The records must be returned word for word.

(Web page and app entries)
-------

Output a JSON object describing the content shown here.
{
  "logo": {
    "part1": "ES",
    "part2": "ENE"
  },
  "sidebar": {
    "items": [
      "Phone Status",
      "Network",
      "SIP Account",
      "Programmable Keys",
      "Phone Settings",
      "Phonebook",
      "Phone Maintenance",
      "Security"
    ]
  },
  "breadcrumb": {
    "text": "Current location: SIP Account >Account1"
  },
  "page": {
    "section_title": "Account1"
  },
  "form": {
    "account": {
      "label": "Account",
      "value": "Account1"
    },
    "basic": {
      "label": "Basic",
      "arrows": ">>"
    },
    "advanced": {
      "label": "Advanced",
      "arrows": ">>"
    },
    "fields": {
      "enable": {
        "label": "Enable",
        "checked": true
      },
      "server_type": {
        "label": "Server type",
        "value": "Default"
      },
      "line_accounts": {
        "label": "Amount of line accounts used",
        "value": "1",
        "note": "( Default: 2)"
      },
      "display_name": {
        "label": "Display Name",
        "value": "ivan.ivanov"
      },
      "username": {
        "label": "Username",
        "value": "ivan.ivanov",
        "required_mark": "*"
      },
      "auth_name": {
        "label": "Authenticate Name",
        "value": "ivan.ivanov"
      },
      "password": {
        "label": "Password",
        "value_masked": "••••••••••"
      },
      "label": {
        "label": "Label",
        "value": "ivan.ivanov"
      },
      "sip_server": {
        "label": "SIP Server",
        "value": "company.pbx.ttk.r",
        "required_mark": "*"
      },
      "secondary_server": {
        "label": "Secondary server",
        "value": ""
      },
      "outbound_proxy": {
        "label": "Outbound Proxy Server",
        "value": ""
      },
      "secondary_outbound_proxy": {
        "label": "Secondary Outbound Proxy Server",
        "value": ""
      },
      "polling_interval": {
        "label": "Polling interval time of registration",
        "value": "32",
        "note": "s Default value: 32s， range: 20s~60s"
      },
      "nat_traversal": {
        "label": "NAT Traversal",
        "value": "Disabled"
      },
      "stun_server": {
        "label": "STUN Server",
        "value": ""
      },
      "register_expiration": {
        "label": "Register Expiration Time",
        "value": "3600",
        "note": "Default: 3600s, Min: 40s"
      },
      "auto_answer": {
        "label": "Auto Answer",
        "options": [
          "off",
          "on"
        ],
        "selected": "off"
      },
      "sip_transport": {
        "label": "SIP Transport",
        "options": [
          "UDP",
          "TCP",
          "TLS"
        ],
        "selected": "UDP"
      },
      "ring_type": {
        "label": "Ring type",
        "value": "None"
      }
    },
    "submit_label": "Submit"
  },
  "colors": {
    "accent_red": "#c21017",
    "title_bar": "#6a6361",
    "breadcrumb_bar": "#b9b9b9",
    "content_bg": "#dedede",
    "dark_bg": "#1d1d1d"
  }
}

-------

SOLUTION FOR THIS PROBLEM:
Output a JSON object describing the content shown here.
{
  "logo": {
    "part1": "ES",
    "part2": "ENE"
  },
  "sidebar": {
    "items": [
      "Phone Status",
      "Network",
      "SIP Account",
      "Programmable Keys",
      "Phone Settings",
      "Phonebook",
      "Phone Maintenance",
      "Security"
    ]
  },
  "breadcrumb": {
    "text": "Current location: SIP Account >Account1"
  },
  "page": {
    "section_title": "Account1"
  },
  "form": {
    "account": {
      "label": "Account",
      "value": "Account1"
    },
    "basic": {
      "label": "Basic",
      "arrows": ">>"
    },
    "advanced": {
      "label": "Advanced",
      "arrows": ">>"
    },
    "fields": {
      "enable": {
        "label": "Enable",
        "checked": true
      },
      "server_type": {
        "label": "Server type",
        "value": "Default"
      },
      "line_accounts": {
        "label": "Amount of line accounts used",
        "value": "1",
        "note": "( Default: 2)"
      },
      "display_name": {
        "label": "Display Name",
        "value": "ivan.ivanov"
      },
      "username": {
        "label": "Username",
        "value": "ivan.ivanov",
        "required_mark": "*"
      },
      "auth_name": {
        "label": "Authenticate Name",
        "value": "ivan.ivanov"
      },
      "password": {
        "label": "Password",
        "value_masked": "••••••••••"
      },
      "label": {
        "label": "Label",
        "value": "ivan.ivanov"
      },
      "sip_server": {
        "label": "SIP Server",
        "value": "company.pbx.ttk.r",
        "required_mark": "*"
      },
      "secondary_server": {
        "label": "Secondary server",
        "value": ""
      },
      "outbound_proxy": {
        "label": "Outbound Proxy Server",
        "value": ""
      },
      "secondary_outbound_proxy": {
        "label": "Secondary Outbound Proxy Server",
        "value": ""
      },
      "polling_interval": {
        "label": "Polling interval time of registration",
        "value": "32",
        "note": "s Default value: 32s， range: 20s~60s"
      },
      "nat_traversal": {
        "label": "NAT Traversal",
        "value": "Disabled"
      },
      "stun_server": {
        "label": "STUN Server",
        "value": ""
      },
      "register_expiration": {
        "label": "Register Expiration Time",
        "value": "3600",
        "note": "Default: 3600s, Min: 40s"
      },
      "auto_answer": {
        "label": "Auto Answer",
        "options": [
          "off",
          "on"
        ],
        "selected": "off"
      },
      "sip_transport": {
        "label": "SIP Transport",
        "options": [
          "UDP",
          "TCP",
          "TLS"
        ],
        "selected": "UDP"
      },
      "ring_type": {
        "label": "Ring type",
        "value": "None"
      }
    },
    "submit_label": "Submit"
  },
  "colors": {
    "accent_red": "#c21017",
    "title_bar": "#6a6361",
    "breadcrumb_bar": "#b9b9b9",
    "content_bg": "#dedede",
    "dark_bg": "#1d1d1d"
  }
}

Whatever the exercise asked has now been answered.